Ideally, we do not need spiritual practices because our life becomes the practice. From my perspective, we already are spiritual. As the University of Santa Monica teaches, “we are divine beings having a human experience,” not the other way around! In this sense, there is nothing we need to do to become more spiritual. In my mind, worshipping in a sanctuary is not necessarily more or less spiritual than drinking a glass of water. The question then becomes, how do we place our attention on our spirituality? How do we bring our awareness of our spirituality into everyday living?
For me, I believe that fully experiencing and appreciating the moment with gratitude and awareness- whatever that moment may be- is spiritual living. Spirituality is connecting to the presence—an awareness of and experiencing of—oneness. While spiritual practices and mindful habits may not be necessary to living a spiritual life, I do find they are certainly helpful. Until I get to a place of seamless living from a consciousness of oneness, my daily routines serve as reminders to keep my attention in the now, so that I may wake up to the gift and miracle of life that is each moment.
Below are some simple “practices” that have become themes in my consciousness throughout my days—they are the threads that weave my day together and infuse my day with a connection to what is.
1. Morning intention: Before I get out of bed, I set an intention for my day. It may be as simple as sending light to the day for the highest and greatest good, or simply asking that my day be filled with ease and grace. Another variation is that I will hand the day over to spirit so I may be used in joyful service.
2. Meditation. After twenty years of trying, I finally made meditation a consistent part of my day. I meditate for twenty minutes, usually midday. For more on this read my post “How I finally learned how to meditate after trying for twenty years.”
3. Commune with Nature. When I am in nature or inspired by beauty it is a feeling of instant peace and aliveness. I am in awe of creation and grateful for life. Fresh air, sunshine, trees blowing in the wind, it all soothes the body, mind and spirit.
4. Spirit Provides. I find that silently affirming this phrase helps me stay centered in a stressful situation and gives me comfort and inner peace when it is difficult to see that everything will be okay.
5. Gratitude. The feeling of gratitude instantly gives me perspective and moves me into a compassionate, heart- centered space. It only takes tuning into one person’s hardship to be utterly grateful for the things I many times take for granted such as my good health, my family, and the love, freedom, and peace in our lives. What else really matters? At various times throughout the day I find myself saying a phrase I learned from Reverend Michael in a class at the Agape Spiritual Center: “Thank you God for everything, I am receptive to the all good.” I even try to say this (and believe it) in the midst of a challenge, trusting that everything is unfolding for my highest good, even when I can’t see how.
6. Affirmative Prayer. Affirmative prayer is a way of praying that I learned at Agape.

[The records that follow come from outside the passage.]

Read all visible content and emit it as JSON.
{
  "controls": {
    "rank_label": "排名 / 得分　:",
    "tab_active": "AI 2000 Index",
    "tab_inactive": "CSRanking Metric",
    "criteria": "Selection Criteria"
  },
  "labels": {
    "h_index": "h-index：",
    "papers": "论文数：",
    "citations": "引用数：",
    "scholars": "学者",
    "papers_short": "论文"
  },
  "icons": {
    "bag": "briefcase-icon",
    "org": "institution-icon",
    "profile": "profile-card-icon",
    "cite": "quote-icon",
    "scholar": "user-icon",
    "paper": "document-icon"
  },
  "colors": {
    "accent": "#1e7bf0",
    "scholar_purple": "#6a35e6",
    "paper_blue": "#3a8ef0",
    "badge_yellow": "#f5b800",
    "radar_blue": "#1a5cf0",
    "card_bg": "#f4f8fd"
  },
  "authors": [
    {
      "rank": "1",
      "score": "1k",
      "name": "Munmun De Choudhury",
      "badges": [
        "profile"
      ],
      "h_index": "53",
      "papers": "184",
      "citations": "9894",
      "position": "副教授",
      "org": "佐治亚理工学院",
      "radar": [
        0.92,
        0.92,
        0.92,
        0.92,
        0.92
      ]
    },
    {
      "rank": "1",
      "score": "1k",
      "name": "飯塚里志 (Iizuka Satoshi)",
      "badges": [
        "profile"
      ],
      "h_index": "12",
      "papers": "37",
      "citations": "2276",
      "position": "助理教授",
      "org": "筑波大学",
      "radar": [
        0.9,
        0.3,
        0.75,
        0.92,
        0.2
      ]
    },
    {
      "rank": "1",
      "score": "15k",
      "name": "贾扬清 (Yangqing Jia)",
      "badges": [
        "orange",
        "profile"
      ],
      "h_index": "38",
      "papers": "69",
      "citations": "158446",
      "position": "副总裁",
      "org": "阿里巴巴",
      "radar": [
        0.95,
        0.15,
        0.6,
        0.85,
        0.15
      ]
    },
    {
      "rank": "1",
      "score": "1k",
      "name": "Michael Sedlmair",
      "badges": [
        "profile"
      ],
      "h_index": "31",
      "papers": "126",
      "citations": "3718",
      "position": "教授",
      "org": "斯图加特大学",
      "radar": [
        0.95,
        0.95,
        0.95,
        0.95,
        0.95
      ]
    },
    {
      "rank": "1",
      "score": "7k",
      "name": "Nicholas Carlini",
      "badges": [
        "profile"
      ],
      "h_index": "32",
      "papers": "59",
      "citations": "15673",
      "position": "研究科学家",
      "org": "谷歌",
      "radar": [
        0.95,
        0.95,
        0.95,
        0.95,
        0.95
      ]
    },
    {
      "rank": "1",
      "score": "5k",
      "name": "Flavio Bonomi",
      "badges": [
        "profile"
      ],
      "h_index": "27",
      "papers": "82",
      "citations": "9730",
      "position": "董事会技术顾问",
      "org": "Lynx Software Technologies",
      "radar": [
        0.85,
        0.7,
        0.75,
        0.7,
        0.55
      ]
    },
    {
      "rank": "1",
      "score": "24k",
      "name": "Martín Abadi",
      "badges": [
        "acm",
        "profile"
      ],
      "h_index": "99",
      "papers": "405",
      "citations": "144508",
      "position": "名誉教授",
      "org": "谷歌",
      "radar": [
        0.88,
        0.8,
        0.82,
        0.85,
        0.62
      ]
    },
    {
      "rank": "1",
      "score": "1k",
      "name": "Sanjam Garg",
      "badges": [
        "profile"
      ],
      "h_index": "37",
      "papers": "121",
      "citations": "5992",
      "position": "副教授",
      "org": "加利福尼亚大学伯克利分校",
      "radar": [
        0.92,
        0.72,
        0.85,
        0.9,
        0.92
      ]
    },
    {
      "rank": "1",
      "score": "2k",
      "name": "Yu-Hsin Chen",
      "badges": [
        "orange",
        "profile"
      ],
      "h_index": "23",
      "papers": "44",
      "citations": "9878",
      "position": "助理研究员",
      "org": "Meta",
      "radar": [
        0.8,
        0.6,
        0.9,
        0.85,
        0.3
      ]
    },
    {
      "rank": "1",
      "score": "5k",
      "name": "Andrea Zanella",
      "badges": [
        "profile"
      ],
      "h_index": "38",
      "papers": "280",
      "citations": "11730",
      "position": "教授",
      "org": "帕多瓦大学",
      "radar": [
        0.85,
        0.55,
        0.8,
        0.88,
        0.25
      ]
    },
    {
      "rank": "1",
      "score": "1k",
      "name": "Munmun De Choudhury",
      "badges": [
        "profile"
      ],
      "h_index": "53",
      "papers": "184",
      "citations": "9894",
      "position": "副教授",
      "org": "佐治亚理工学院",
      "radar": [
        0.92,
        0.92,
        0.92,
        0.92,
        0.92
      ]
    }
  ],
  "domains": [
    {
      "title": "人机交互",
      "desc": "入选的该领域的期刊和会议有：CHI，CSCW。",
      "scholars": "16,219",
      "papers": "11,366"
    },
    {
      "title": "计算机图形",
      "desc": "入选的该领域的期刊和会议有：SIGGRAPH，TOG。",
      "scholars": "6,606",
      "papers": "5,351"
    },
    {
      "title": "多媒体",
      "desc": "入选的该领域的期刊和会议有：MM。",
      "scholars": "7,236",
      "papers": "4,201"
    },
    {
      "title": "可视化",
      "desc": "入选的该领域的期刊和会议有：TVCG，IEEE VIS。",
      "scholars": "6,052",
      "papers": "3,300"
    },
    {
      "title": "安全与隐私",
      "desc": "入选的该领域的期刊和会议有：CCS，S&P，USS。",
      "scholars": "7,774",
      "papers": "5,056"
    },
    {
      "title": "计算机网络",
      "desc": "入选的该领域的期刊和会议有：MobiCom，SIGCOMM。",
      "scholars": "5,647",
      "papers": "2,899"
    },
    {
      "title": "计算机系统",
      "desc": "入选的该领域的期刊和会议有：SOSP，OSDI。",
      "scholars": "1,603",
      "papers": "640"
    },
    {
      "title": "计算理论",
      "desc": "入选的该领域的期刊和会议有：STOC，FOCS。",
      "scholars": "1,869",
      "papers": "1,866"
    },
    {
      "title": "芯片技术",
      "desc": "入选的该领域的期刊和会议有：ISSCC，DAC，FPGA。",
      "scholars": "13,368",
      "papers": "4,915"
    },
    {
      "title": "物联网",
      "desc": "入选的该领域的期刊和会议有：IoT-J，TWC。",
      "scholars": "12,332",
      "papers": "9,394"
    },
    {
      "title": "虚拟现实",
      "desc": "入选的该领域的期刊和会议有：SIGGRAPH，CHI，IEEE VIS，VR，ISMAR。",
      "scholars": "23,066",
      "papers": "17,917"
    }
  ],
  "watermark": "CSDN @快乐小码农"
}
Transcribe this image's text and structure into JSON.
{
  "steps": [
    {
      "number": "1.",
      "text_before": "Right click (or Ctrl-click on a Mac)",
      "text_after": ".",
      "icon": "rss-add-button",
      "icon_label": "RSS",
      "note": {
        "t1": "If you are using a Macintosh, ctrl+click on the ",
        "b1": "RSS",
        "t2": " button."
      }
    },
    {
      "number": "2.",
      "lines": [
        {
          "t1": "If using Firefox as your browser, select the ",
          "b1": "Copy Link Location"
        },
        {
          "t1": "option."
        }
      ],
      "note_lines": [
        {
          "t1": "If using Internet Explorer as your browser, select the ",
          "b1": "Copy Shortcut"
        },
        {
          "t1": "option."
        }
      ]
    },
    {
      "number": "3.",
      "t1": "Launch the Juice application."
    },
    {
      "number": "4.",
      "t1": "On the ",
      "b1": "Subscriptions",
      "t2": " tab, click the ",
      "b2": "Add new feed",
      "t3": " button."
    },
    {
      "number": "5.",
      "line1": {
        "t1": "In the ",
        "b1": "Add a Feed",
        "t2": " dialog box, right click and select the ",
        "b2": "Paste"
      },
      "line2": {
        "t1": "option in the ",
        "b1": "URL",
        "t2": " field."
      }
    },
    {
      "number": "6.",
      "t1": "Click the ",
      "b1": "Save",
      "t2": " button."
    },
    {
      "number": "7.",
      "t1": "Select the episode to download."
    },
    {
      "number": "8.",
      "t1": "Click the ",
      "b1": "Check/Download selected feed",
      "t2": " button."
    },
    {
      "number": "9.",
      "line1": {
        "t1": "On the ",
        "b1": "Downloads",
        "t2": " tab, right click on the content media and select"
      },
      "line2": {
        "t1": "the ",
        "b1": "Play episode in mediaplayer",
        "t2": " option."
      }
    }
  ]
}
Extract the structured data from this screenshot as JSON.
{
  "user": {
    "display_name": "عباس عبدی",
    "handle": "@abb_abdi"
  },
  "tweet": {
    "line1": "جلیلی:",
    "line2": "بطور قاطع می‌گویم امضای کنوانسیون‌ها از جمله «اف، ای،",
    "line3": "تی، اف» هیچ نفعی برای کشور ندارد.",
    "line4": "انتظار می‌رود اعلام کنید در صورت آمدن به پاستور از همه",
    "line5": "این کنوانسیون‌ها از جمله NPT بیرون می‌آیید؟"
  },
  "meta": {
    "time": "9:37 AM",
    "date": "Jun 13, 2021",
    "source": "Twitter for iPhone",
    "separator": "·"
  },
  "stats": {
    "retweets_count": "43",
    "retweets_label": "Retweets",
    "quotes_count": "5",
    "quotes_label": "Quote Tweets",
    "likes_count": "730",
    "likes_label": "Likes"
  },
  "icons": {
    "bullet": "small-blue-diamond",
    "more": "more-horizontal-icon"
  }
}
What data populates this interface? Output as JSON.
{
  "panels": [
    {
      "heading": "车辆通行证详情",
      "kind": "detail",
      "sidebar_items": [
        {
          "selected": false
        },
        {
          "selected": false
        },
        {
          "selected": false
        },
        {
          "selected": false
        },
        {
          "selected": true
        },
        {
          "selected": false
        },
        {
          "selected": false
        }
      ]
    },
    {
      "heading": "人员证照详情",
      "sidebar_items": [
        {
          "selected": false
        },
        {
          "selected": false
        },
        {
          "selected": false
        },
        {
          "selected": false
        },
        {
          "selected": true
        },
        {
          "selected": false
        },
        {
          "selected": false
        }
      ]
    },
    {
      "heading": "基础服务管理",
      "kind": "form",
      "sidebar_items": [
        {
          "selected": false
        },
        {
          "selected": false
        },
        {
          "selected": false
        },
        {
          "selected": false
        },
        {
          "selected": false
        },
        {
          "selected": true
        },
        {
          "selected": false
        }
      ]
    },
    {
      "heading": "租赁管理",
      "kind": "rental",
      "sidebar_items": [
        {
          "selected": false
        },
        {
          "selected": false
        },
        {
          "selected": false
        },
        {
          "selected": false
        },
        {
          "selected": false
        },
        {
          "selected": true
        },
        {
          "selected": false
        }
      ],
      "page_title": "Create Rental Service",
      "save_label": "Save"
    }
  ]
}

Rather than praying to something or someone separate from us and asking for things that are outside ourselves, the gist of affirmative prayer is we place our attention on what is already given (everything). The answers, healing, and good we are seeking are already within—our prayers are simply a way to align ourselves with the idea that we are already one with all that it is we desire. The energy and intention of affirmative prayer is one of gratitude—affirming and knowing that we are already provided for and everything is revealing itself now for our highest and greatest good.
7. Letting go. At the core of letting go is trust and faith. Even when it appears otherwise, I cultivate a feeling that all is unfolding for my highest good. I find that just letting go and accepting myself or whatever situation I may be in allows life to flow.
8. Enjoying the moment. Life is a gift and a miracle and I try to keep this in mind and enjoy each moment by staying present—even when I am doing everyday, mundane tasks. I turn my attention and connect with spirit throughout the day.
9. Witness/Observe. When I have a negative thought or feeling, I stop and “observe” the thought or feeling. I simply witness the thought by saying to myself, “oh, there is the fear,” or “there is the self-judgment.” Usually at the core of these thoughts is an old pattern or irrational belief. Sometimes I will forgive myself for the judgment and then reframe the old belief by replacing it with a new truth. The idea is that just by observing something and bringing it into your awareness it will transform.
10. Listen. I find that listening more and talking less connects me to my self and opens me up to more deeply experiencing the moment.
11. Bless my food. I give thanks for my food or ask that my food be filled with a healthy, loving energy. Most of the time I try to eat mindfully and slowly- focusing on the tastes, textures, colors and beauty of my food.
12. Appreciate the person in front of me. This is captured for me in the Yoga practice of Namaste- the acknowledgment of the spirit/soul in another person. Even amidst the busyness of the day and the many quick interactions, I try to pause long enough to actually take someone in.
13.Thy will be done. This is an affirmation that I use as a way to welcome a larger vision for any situation. To me it means that I am asking that spirit guide and flow through me and inspire me and move me moment to moment so I may be the most of myself and my potential in loving service for the highest and greatest good of all concerned.
14.Breathing. I find taking a few slow deep breaths throughout the day clears my head and literally helps things flow.
15.Silence. It is easy to fill our minds and days from when we wake up until we go to bed. Usually most of our doings are pre-planned. The problem with this is that we need space and silence to create an opening for inspiration, for guidance and for something new to happen. The silence gives space for the universe to provide in extraordinary ways that we could not have imagined.
16. “Non-judgment. I remind myself that we really do not know why things happen the way they do and it really doesn’t matter. I try not to attach any judgment—good or bad—to how things unfold, but simply accept and experience. Whoever said “don’t sweat the small stuff and it is all small stuff” is so accurate!” I keep this in mind.
17. Choose Love. I read somewhere that the most important question to ask yourself in each moment is “what would love do?” I suppose this really sums it up! Enough said.
Every moment where you bring intention (purpose) and consciousness (awareness) may be a spiritual practice—even sorting through the mail, cooking, cleaning, and working. As Reverend Michael at Agape says, “we get to a point where life fits around our spiritual practices, rather than fitting spiritual practice into our lives.” When we bring ourselves fully to each present moment, our life is the practice.